When housewife Belinda Carlson moved to Singapore four years ago with her accountant and two children aged five and seven, she could not believe how well the city was planned.
"Back home in Perth, we just had to drive to the train station to take the train to the city," said the 37-year-old.
"In Singapore, however, we did not feel the need to buy a car, I can get so many buses right outside my house and it is best, the whole route from my door to the bus stop is sheltered, so I have no problems, rain or sunshine. "
Her will, typical of many emigrants here, is the reason behind Singapore's continued high ranking on annual global surveys that rank cities in terms of quality of life.
The Economic Intelligence Unit (EIU) Global Liveability Survey shows that Singapore's overall rating has increased from 90.4 to 91.2 in a year, and this year at number 37.
In the EIU survey, countries are assessed and assigned a score for more than 30 qualitative and quantitative factors in five broad categories: stability, health, culture and the environment, education and infrastructure.
The assessments are compiled and weighted to give a score of 100 and the country is then ranked.
TAKING OTHER CITIES
Singapore saw an improvement in the public health category this year, with the highest possible score, but the ranking fell as some other cities generally performed better during the year. One example was Hong Kong, which was upgraded in the stability category, which has a higher weight than health care.
MR SIMON BAPTIST, global chief economist at the Economic Intelligence Unit.
Singapore also performed well in another survey earlier this year.
It remained its position as the Asian city with the highest quality of life, according to research firm Mercer's Quality of Living Human Resources Research Office.
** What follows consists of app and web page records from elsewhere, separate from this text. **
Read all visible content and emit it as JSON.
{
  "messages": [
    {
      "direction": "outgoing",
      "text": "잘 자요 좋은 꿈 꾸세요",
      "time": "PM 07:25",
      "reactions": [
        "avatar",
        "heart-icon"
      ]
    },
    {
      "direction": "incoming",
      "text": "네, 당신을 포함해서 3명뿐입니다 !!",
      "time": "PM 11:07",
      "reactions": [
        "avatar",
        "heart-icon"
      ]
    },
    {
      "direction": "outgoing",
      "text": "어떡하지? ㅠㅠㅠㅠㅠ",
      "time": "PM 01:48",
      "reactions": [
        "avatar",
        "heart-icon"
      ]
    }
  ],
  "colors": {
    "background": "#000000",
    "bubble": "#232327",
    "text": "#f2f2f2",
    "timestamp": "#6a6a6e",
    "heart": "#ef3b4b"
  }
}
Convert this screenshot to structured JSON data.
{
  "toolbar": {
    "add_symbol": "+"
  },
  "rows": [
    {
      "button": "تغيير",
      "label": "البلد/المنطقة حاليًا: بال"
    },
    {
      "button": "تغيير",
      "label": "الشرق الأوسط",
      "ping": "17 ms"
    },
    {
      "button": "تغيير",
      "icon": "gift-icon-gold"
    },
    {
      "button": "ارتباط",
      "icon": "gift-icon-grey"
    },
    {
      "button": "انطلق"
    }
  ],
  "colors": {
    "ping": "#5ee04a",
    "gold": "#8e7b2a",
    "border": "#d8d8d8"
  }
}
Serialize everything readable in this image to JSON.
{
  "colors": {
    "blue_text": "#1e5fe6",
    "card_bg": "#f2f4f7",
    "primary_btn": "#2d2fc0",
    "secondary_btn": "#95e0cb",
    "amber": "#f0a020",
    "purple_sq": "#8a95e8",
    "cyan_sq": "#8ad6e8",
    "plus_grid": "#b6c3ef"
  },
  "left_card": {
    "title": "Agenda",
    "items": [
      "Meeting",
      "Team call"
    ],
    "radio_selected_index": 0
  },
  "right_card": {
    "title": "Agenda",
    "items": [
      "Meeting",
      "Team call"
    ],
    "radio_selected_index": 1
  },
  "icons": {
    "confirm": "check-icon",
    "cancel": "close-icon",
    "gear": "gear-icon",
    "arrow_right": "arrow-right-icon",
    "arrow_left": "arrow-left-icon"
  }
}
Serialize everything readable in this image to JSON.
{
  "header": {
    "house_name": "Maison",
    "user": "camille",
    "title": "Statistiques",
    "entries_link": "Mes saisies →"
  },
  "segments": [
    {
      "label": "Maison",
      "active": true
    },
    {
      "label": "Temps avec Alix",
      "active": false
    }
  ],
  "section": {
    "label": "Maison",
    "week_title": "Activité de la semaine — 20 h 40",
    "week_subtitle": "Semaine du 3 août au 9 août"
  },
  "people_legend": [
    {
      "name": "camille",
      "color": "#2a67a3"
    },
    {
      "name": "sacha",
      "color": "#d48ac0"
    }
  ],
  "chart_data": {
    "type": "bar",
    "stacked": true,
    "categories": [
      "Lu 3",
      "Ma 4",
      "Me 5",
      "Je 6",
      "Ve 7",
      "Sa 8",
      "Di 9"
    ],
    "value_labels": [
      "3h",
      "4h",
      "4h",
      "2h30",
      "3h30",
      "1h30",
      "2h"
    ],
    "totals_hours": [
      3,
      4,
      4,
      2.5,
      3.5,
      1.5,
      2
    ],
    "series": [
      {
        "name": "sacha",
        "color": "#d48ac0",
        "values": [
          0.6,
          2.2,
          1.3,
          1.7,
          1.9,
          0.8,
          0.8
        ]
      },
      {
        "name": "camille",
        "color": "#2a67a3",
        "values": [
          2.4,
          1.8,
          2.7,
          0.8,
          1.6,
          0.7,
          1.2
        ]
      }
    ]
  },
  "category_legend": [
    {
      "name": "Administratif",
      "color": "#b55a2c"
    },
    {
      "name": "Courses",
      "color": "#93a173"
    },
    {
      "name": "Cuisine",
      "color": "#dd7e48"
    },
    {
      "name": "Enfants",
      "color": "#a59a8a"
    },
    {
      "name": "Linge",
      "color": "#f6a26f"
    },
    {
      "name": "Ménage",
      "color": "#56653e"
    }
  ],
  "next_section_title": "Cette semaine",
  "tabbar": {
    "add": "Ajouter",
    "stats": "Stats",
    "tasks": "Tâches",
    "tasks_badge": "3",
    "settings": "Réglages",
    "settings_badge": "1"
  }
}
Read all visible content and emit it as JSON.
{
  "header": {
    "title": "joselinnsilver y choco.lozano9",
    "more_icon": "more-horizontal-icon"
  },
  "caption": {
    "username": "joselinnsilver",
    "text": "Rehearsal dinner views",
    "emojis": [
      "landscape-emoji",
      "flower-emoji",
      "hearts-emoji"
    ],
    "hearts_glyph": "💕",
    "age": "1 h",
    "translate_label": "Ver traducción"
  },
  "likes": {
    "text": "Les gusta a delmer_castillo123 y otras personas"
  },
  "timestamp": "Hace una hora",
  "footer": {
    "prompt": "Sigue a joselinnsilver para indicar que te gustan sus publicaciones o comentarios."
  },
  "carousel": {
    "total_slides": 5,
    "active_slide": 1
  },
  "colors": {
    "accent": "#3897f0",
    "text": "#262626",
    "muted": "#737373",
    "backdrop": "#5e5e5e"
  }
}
Worldwide it was 25th.
Despite the consistently strong displays from Singapore, there is still room for improvement.
In the EIU survey published last week, the Singapore ranking fell by two zeros, from 35 to 37, although the overall rating has improved.
Said Mr. Simon Baptist, global chief economist at the EIU: "This year, Singapore saw improvement in the public health category with the highest possible score, but the ranking fell as some other cities generally improved during the year. .
"One example was Hong Kong, which was upgraded in the stability category, which has a higher weight than health care." As a result, Hong Kong shot up from the 45th place to the 35th place this year in a year.
"Singapore is marked in comparison with Vienna, the top city, because of the higher level of censorship and lower levels of social freedom – for example, restrictions on protesting and activities of non-governmental organizations," said Mr. Baptist.
The Center for Liveable Cities of the National Development Ministry said that Singapore will continue to strive for the results that have been laid down in the quality of life of the center.
The spokesperson said: "What we continue to work for is a competitive economy to attract investment and jobs, a sustainable environment to survive with our limited natural resources and a high quality of life, including the social and psychological well-being of the population. . "
Retired Alfred Hong, 65, however, thought that Singapore is dealing with the risks of too rapid a development.
"In recent years we have seen a number of problematic situations, such as flooding in some areas and frequent defects of the MRT trains, which can have a general effect on how the liveability of Singapore is experienced by citizens," he said.
"Although we need to keep improving, this should not happen at a rate that can not be sustained, which will cause problems … in the future."
Experts also warned of too much credibility in such surveys, and noted that when people evaluate the viability of a city, they do not just look at where it is in global rankings.
Said Professor David Chan, director of the Behavioral Sciences Institute at Singapore Management University: "Although inter-city comparison is not irrelevant, it is a change in liveability in the city that is more or even more important in the course of time.
"We tend to think about liveability in terms of the objective circumstances of the living environment, but in essence the quality of life is about the expectations, encounters and experiences of people in their interaction with their living environment, including the physical, cultural, social and political domain ".
He added, "So although international comparisons of cities can be useful for benchmarking and learning purposes, we should not be fixated on these international rankings and rely too much on them to encourage government policy and city planning."